(Reuters) - Lawmakers will fight to save post offices and other U.S. Postal Service facilities from closure as the Senate gears up to vote on amendments to a bill to overhaul the struggling mail agency.
The Postal Service has been losing billions of dollars each year as Americans increasingly communicate online. Barring drastic changes, officials have said, the mail agency could face annual losses of $18 billion by 2015.
The Senate plans to begin voting on Tuesday on amendments to a bipartisan bill that would allow the agency to tap into a retirement-fund surplus and end Saturday delivery after two years.
But rural-state lawmakers argue that the bill does not do enough to scale back the Postal Service's plans to close thousands of money-losing post offices and hundreds of mail processing facilities starting in mid-May.
The desire to protect beloved postal facilities and jobs in their states has led some lawmakers to threaten voting against the bill, indicating a potentially tricky path forward for postal legislation.
"At this point in time, I would have a difficult time supporting the bill unless we do some things to help protect rural areas in this country," Democratic Senator Jon Tester told reporters last week.
The Postal Service lost more than $3 billion in its most recent quarter, much of it due to a massive payment for future retiree health benefits. The agency says its costs are too high, and mail volumes too low, to justify the current number of post offices and processing centers.
The Senate bill spreads the retiree payments out over a longer time frame and requires the agency to deliver mail on Saturdays for two more years. A manager's amendment approved by its authors creates tougher guidelines for closing post offices and temporarily blocks the Postal Service from ending overnight mail delivery.
But it faces a tough road. The Senate currently is considering nearly 40 amendments, although a Senate aide said many would not receive votes. The final bill must clear a tough 60-vote hurdle to move to the U.S. House of Representatives. And even if it gets there, the bill differs considerably from the leading House plan.

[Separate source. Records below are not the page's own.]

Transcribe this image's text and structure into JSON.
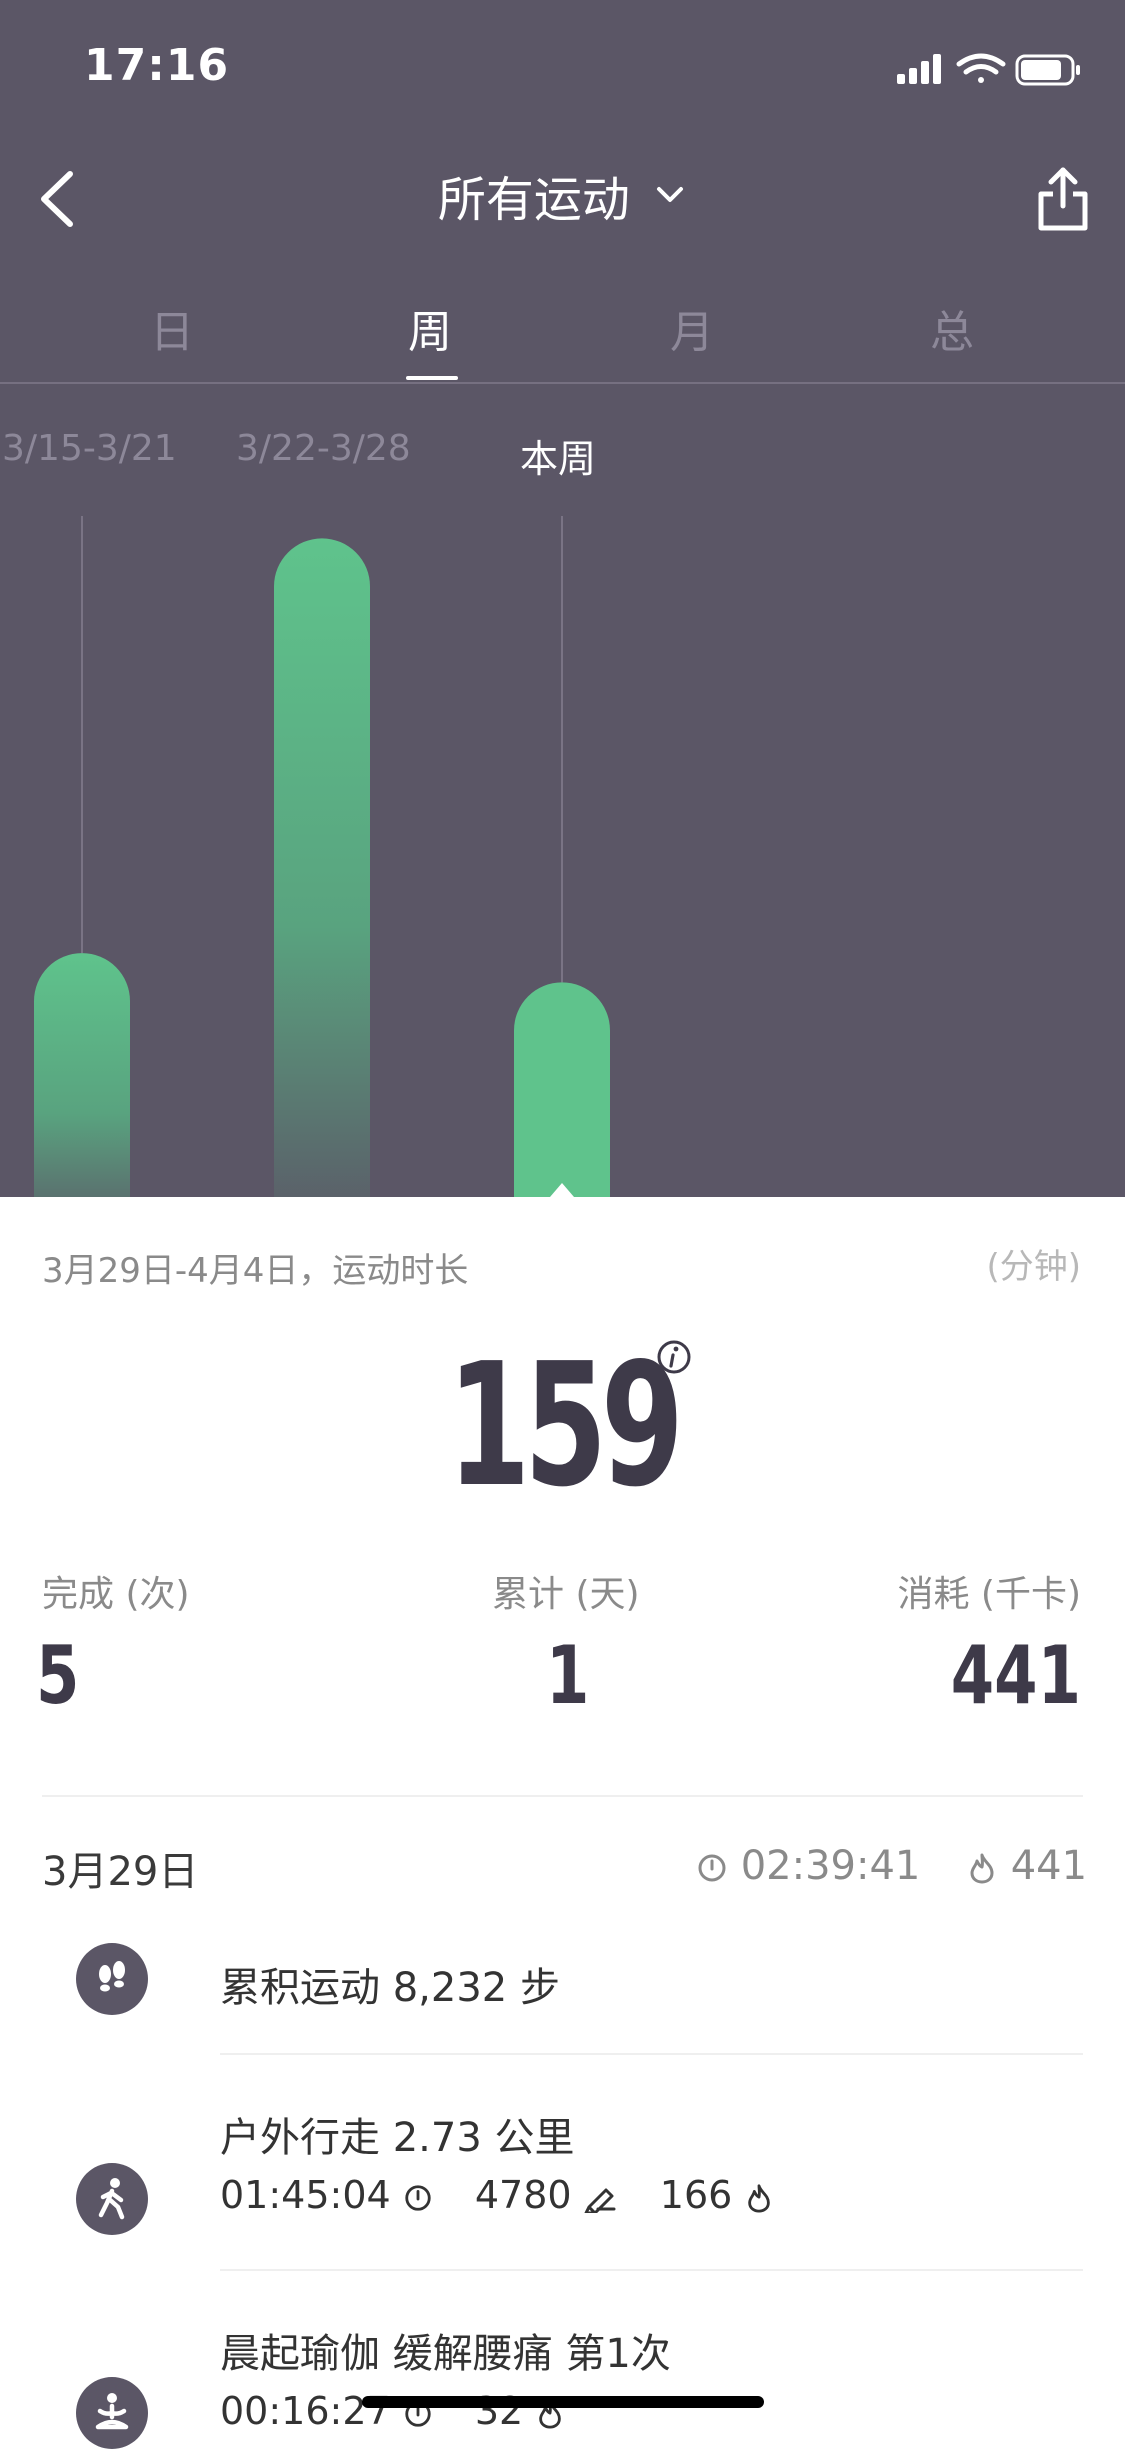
{
  "status_bar": {
    "time": "17:16"
  },
  "nav": {
    "title": "所有运动"
  },
  "tabs": [
    {
      "label": "日"
    },
    {
      "label": "周"
    },
    {
      "label": "月"
    },
    {
      "label": "总"
    }
  ],
  "active_tab": "周",
  "periods": [
    {
      "label": "3/15-3/21"
    },
    {
      "label": "3/22-3/28"
    },
    {
      "label": "本周"
    }
  ],
  "colors": {
    "header_bg": "#5b5666",
    "bar_green": "#5fc38c",
    "text_dark": "#3e3a49"
  },
  "chart_data": {
    "type": "bar",
    "categories": [
      "3/15-3/21",
      "3/22-3/28",
      "本周"
    ],
    "values": [
      150,
      405,
      132
    ],
    "ylim": [
      0,
      420
    ],
    "selected": "本周",
    "grid": false
  },
  "summary": {
    "label": "3月29日-4月4日，运动时长",
    "unit": "(分钟)",
    "value": "159"
  },
  "stats": [
    {
      "label": "完成 (次)",
      "value": "5"
    },
    {
      "label": "累计 (天)",
      "value": "1"
    },
    {
      "label": "消耗 (千卡)",
      "value": "441"
    }
  ],
  "day": {
    "date": "3月29日",
    "duration": "02:39:41",
    "calories": "441"
  },
  "activities": [
    {
      "title": "累积运动 8,232 步",
      "icon": "footprints-icon"
    },
    {
      "title": "户外行走 2.73 公里",
      "icon": "walking-icon",
      "duration": "01:45:04",
      "steps": "4780",
      "calories": "166"
    },
    {
      "title": "晨起瑜伽 缓解腰痛  第1次",
      "icon": "yoga-icon",
      "duration": "00:16:27",
      "calories": "32"
    }
  ]
}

Senators have offered amendments on a wide range of issues, from workers compensation changes to reducing the number of post offices in the Capitol.
One amendment requires the Postal Service to move to five-day mail delivery, while another would force it to keep Saturday mail for the foreseeable future.
The bill's authors, Democrat Thomas Carper, Republicans Scott Brown and Susan Collins, and Independent Joe Lieberman, have said their bill already addresses many of the issues in the amendments and reiterated that the Postal Service will continue losing money without major change.
"If we fail to act ... the Postal Service will not survive as we know it," Collins said on the Senate floor on Monday.
Protecting postal facilities
Many of the amendments under consideration would offer more protections for postal facilities.
Tester's amendment would require the Postal Service to consider additional factors before closing a post office, including how an affected community would prefer to receive postal services.
Senator Olympia Snowe, a Republican, would create restrictions for processing centers, requiring the agency to develop a plan to reduce capacity without closing the site.
Senator Claire McCaskill would place a two-year moratorium on rural post office closings, and fellow Democrat Michael Bennet would establish a position for an advocate who would represent rural communities when the Postal Service sought to close post offices and processing centers.
Not every lawmaker supports this approach. Republican Senator John McCain backs an amendment that would create an oversight group to close post offices, similar to a provision in the leading House of Representatives bill.
McCain also has criticized the Senate bill's two-year delay before ending Saturday mail delivery. "That's one of the favorite tactics around here, is more studies," he said in a speech on the Senate floor last week.
(Reporting By Emily Stephenson; Editing by Steve Orlofsky)